__DESCRIPTION OF THE TASK__
Retype the records below so that each one matches exactly.

__ENTRIES SUPPLIED__

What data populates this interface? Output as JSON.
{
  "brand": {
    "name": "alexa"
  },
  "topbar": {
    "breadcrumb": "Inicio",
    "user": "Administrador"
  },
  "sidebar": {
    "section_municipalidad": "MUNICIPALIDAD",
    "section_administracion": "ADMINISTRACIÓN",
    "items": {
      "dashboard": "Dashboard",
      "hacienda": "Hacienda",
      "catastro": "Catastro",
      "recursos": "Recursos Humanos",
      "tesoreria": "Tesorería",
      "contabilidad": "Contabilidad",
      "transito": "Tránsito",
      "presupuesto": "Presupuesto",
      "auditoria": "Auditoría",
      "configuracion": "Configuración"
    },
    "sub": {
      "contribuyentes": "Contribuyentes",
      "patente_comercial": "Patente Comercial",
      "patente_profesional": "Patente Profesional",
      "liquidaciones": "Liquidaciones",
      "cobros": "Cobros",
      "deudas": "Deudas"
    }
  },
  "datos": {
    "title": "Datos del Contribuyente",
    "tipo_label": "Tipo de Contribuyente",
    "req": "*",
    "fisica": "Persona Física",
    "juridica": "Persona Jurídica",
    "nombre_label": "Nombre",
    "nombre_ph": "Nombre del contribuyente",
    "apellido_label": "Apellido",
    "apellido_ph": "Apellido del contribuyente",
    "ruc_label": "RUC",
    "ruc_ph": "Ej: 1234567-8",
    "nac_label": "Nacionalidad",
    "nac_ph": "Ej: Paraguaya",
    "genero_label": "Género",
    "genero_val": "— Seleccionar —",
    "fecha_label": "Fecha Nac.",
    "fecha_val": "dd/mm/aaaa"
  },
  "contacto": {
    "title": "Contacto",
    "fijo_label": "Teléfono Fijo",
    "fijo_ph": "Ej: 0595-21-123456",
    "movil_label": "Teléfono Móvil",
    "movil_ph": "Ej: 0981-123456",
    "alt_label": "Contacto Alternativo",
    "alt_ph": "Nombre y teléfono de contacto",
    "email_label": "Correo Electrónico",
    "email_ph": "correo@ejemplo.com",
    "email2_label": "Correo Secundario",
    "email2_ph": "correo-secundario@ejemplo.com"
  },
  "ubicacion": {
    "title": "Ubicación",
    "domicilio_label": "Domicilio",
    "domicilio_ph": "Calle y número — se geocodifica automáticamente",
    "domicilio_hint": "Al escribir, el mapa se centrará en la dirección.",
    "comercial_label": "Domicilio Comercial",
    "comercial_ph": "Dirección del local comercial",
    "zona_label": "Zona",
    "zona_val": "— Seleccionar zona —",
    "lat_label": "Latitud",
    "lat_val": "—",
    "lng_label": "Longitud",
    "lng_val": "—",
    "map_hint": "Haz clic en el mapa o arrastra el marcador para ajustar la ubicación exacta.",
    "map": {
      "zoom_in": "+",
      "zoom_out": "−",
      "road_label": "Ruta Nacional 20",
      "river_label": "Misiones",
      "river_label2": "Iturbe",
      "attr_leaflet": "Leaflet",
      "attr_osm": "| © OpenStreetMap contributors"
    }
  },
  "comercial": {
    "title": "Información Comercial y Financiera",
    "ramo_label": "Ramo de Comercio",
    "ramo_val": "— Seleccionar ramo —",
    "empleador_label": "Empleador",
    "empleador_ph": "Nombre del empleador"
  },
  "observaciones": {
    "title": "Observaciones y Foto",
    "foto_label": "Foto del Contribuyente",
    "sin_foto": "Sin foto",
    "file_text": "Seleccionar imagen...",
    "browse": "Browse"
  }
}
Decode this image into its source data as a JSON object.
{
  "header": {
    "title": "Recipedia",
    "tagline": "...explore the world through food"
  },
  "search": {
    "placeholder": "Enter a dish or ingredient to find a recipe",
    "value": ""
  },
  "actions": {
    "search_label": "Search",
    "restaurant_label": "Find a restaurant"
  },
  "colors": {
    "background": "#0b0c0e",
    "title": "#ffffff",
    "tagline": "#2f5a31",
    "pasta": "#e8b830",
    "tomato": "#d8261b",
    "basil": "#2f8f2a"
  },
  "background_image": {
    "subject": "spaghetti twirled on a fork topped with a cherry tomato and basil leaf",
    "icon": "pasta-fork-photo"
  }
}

__REPLY__
What data populates this interface? Output as JSON.
{
  "brand": {
    "name": "alexa"
  },
  "topbar": {
    "breadcrumb": "Inicio",
    "user": "Administrador"
  },
  "sidebar": {
    "section_municipalidad": "MUNICIPALIDAD",
    "section_administracion": "ADMINISTRACIÓN",
    "items": {
      "dashboard": "Dashboard",
      "hacienda": "Hacienda",
      "catastro": "Catastro",
      "recursos": "Recursos Humanos",
      "tesoreria": "Tesorería",
      "contabilidad": "Contabilidad",
      "transito": "Tránsito",
      "presupuesto": "Presupuesto",
      "auditoria": "Auditoría",
      "configuracion": "Configuración"
    },
    "sub": {
      "contribuyentes": "Contribuyentes",
      "patente_comercial": "Patente Comercial",
      "patente_profesional": "Patente Profesional",
      "liquidaciones": "Liquidaciones",
      "cobros": "Cobros",
      "deudas": "Deudas"
    }
  },
  "datos": {
    "title": "Datos del Contribuyente",
    "tipo_label": "Tipo de Contribuyente",
    "req": "*",
    "fisica": "Persona Física",
    "juridica": "Persona Jurídica",
    "nombre_label": "Nombre",
    "nombre_ph": "Nombre del contribuyente",
    "apellido_label": "Apellido",
    "apellido_ph": "Apellido del contribuyente",
    "ruc_label": "RUC",
    "ruc_ph": "Ej: 1234567-8",
    "nac_label": "Nacionalidad",
    "nac_ph": "Ej: Paraguaya",
    "genero_label": "Género",
    "genero_val": "— Seleccionar —",
    "fecha_label": "Fecha Nac.",
    "fecha_val": "dd/mm/aaaa"
  },
  "contacto": {
    "title": "Contacto",
    "fijo_label": "Teléfono Fijo",
    "fijo_ph": "Ej: 0595-21-123456",
    "movil_label": "Teléfono Móvil",
    "movil_ph": "Ej: 0981-123456",
    "alt_label": "Contacto Alternativo",
    "alt_ph": "Nombre y teléfono de contacto",
    "email_label": "Correo Electrónico",
    "email_ph": "correo@ejemplo.com",
    "email2_label": "Correo Secundario",
    "email2_ph": "correo-secundario@ejemplo.com"
  },
  "ubicacion": {
    "title": "Ubicación",
    "domicilio_label": "Domicilio",
    "domicilio_ph": "Calle y número — se geocodifica automáticamente",
    "domicilio_hint": "Al escribir, el mapa se centrará en la dirección.",
    "comercial_label": "Domicilio Comercial",
    "comercial_ph": "Dirección del local comercial",
    "zona_label": "Zona",
    "zona_val": "— Seleccionar zona —",
    "lat_label": "Latitud",
    "lat_val": "—",
    "lng_label": "Longitud",
    "lng_val": "—",
    "map_hint": "Haz clic en el mapa o arrastra el marcador para ajustar la ubicación exacta.",
    "map": {
      "zoom_in": "+",
      "zoom_out": "−",
      "road_label": "Ruta Nacional 20",
      "river_label": "Misiones",
      "river_label2": "Iturbe",
      "attr_leaflet": "Leaflet",
      "attr_osm": "| © OpenStreetMap contributors"
    }
  },
  "comercial": {
    "title": "Información Comercial y Financiera",
    "ramo_label": "Ramo de Comercio",
    "ramo_val": "— Seleccionar ramo —",
    "empleador_label": "Empleador",
    "empleador_ph": "Nombre del empleador"
  },
  "observaciones": {
    "title": "Observaciones y Foto",
    "foto_label": "Foto del Contribuyente",
    "sin_foto": "Sin foto",
    "file_text": "Seleccionar imagen...",
    "browse": "Browse"
  }
}
Decode this image into its source data as a JSON object.
{
  "header": {
    "title": "Recipedia",
    "tagline": "...explore the world through food"
  },
  "search": {
    "placeholder": "Enter a dish or ingredient to find a recipe",
    "value": ""
  },
  "actions": {
    "search_label": "Search",
    "restaurant_label": "Find a restaurant"
  },
  "colors": {
    "background": "#0b0c0e",
    "title": "#ffffff",
    "tagline": "#2f5a31",
    "pasta": "#e8b830",
    "tomato": "#d8261b",
    "basil": "#2f8f2a"
  },
  "background_image": {
    "subject": "spaghetti twirled on a fork topped with a cherry tomato and basil leaf",
    "icon": "pasta-fork-photo"
  }
}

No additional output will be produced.